Paris. - Exposition universelle de 1878. - Façade du Palais de Trocadéro.
1878 (dated) 13 x 41 in (33.02 x 104.14 cm)
This is an 1876 Clerget view of the Palais de Trocadéro from the 1878 Exposition Universelle (World's Fair) in Paris. This view shows the façade of the Palais du Trocadéro as it would have been seen from the Champ de Mars. The Palais de Trocadéro was built specifically for the 1878 Exposition Universelle as the venue for greeting important foreign dignitaries visiting the fair, and as a concert hall and exhibition gallery. The concert hall contained the largest organ ever assembled in France at that time. The Palais de Trocadéro was not meant to survive past the 1878 Exposition Universelle, just as the Eiffel Tower was not meant to remain after the 1889 Exposition Universelle. The newly-completed head of the Statue of Liberty was displayed in the gardens of the Palais de Trocadéro.
The Palais de Trocadéro was destroyed in 1937 and replaced with the Palais de Chaillot for the 1937 Exposition Internationale, which stands to this day. Upon its demolition, the four statues of the continents, Europe, Asia, Oceania, and America, which decorated the façade of the Palais de Trocadéro, have been installed in front of the Musée d'Orsay in Paris. Three monumental statues of animals, a rhinoceros, an elephant, and a horse, which had been in the gardens of the Palais de Trocadéro, have also been installed in front of the Musée d'Orsay. A fourth, a statue of a bull, can now be seen in Nîmes, France.

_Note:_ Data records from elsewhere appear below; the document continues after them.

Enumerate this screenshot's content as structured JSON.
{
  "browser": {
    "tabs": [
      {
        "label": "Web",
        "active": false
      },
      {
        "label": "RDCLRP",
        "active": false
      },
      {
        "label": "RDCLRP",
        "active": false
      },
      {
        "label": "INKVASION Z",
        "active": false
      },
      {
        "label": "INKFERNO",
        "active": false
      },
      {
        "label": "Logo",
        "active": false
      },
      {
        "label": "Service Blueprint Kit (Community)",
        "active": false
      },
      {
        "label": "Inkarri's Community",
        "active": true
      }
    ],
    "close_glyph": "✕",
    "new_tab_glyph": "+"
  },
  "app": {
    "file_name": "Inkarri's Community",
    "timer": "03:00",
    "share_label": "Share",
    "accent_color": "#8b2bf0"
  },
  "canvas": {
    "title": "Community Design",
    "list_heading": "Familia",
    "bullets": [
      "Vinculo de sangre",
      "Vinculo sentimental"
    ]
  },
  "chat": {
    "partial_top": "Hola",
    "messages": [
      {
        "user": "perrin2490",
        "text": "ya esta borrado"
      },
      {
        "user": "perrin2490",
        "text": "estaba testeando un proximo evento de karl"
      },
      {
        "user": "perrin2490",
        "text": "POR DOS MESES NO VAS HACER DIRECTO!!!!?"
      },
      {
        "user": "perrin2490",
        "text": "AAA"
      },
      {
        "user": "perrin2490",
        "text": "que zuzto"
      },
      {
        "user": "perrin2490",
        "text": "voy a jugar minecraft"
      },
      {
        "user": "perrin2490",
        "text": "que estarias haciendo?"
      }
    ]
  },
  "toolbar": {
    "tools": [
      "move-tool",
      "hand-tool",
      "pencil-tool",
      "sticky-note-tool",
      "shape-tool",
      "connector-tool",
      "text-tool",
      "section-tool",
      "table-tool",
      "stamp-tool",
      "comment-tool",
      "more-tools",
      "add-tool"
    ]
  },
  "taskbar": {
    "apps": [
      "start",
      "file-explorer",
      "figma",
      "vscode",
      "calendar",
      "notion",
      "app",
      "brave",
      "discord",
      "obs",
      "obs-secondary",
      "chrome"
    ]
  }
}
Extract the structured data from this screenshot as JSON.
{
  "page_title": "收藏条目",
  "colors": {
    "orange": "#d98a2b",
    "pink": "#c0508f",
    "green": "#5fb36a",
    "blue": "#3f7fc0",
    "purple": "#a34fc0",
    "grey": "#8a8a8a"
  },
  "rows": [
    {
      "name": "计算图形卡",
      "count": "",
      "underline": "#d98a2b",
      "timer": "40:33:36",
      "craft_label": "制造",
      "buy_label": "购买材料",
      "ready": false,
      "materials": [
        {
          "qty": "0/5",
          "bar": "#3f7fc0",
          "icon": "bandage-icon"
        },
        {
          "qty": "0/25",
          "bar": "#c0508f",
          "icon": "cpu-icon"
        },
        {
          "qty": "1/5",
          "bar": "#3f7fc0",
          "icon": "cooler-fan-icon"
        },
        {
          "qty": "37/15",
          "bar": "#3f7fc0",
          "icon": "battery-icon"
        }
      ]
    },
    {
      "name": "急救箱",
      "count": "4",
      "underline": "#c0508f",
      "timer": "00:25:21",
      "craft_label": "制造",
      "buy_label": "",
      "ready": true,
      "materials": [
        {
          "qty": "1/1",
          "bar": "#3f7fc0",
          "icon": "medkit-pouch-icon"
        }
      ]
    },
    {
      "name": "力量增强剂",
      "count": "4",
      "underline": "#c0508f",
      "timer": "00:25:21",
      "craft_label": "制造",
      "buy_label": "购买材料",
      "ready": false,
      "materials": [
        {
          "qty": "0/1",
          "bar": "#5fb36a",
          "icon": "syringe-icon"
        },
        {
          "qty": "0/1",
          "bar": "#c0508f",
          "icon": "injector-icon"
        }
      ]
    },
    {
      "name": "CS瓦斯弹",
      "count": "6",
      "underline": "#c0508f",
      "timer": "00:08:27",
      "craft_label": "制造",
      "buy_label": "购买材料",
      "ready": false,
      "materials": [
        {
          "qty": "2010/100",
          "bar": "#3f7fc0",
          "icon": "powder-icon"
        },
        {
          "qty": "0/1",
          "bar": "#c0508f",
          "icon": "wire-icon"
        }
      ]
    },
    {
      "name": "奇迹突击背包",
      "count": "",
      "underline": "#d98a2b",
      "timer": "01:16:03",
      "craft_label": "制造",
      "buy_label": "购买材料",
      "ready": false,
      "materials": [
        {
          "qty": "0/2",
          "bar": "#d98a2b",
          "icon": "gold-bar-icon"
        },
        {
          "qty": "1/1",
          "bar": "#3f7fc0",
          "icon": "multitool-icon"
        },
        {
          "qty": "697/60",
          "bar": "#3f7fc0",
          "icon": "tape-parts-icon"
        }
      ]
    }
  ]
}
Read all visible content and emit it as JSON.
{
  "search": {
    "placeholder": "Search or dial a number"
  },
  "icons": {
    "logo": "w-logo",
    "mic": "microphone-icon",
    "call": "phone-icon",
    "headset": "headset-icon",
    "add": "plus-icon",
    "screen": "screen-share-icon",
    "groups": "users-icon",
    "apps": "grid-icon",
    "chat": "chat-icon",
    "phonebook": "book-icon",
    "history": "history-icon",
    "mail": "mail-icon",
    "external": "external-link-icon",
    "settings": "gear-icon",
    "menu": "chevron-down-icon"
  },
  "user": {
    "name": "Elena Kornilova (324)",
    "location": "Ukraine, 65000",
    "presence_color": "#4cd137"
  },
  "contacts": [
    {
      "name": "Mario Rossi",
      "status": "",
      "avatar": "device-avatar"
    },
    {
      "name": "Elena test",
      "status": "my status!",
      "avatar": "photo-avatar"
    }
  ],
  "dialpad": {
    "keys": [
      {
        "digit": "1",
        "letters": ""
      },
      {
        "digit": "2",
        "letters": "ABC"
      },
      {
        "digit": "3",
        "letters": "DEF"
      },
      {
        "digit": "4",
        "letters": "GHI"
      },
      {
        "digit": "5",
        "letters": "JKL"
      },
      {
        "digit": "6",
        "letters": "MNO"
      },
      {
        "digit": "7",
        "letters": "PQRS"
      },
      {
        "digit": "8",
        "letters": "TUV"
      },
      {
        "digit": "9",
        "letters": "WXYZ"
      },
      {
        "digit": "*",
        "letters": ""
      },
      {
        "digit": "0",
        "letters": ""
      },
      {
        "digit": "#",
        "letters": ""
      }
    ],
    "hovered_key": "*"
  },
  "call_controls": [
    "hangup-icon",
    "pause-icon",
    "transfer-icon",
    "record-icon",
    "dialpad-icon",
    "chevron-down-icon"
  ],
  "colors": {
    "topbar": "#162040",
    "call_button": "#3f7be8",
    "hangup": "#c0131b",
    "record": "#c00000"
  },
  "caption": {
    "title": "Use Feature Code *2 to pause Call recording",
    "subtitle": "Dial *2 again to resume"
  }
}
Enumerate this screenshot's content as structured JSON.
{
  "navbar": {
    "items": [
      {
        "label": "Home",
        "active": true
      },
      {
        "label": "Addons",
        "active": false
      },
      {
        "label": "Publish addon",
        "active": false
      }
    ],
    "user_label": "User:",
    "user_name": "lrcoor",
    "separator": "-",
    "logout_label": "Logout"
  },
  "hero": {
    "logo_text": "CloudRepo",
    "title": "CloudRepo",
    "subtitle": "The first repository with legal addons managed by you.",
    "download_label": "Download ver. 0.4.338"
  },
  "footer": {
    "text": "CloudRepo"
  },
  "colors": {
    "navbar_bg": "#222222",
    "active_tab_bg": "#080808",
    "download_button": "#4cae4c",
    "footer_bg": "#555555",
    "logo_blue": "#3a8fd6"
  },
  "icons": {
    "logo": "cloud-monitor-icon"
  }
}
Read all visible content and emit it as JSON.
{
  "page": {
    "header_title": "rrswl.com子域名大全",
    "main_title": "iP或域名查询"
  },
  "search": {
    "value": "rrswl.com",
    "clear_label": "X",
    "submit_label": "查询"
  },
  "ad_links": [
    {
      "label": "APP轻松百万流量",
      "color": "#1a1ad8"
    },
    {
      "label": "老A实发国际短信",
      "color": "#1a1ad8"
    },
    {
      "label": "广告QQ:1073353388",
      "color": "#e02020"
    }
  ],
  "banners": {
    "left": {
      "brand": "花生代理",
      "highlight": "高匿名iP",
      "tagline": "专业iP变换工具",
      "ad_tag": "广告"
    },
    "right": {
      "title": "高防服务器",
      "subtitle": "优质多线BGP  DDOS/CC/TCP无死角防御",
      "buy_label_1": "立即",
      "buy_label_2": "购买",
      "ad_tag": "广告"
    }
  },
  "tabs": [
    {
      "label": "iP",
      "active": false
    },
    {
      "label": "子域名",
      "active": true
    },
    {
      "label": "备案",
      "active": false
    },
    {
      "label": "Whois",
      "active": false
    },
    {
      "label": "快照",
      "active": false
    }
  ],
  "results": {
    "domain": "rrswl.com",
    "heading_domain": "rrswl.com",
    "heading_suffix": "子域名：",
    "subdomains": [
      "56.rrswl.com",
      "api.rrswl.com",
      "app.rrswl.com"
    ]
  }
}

The 1878 Exposition Universelle took place on the Champ de Mars and the Chaillot hill, which were connected by the Pont d'Iéna (the Iéna Bridge). Today, the Eiffel Tower and the Palais de Chaillot sit on either side of the Pont d'Iéna. The Exposition was meant to celebrate France's 'resurgence' following their quick and ignominious defeat in the Franco-Prussian War. It featured the Avenue des Nations (Avenue of Nations), which was devoted to examples of domestic architecture from nations across the world, the 'Gallery of Machines' on the Champ de Mars.
This view was published in the November 4, 1876 issue of Le Monde Illustré.Le Monde Illustré was a weekly news magazine published in France from 1857-1940 and again from 1945-1956. This view was drawn by Hubert Clerget and engraved by Roch Regnier and Co.
Le Monde illustré (Paris), November 4, 1978.
Very good. Wear along original fold lines. Light foxing. Blank on verso.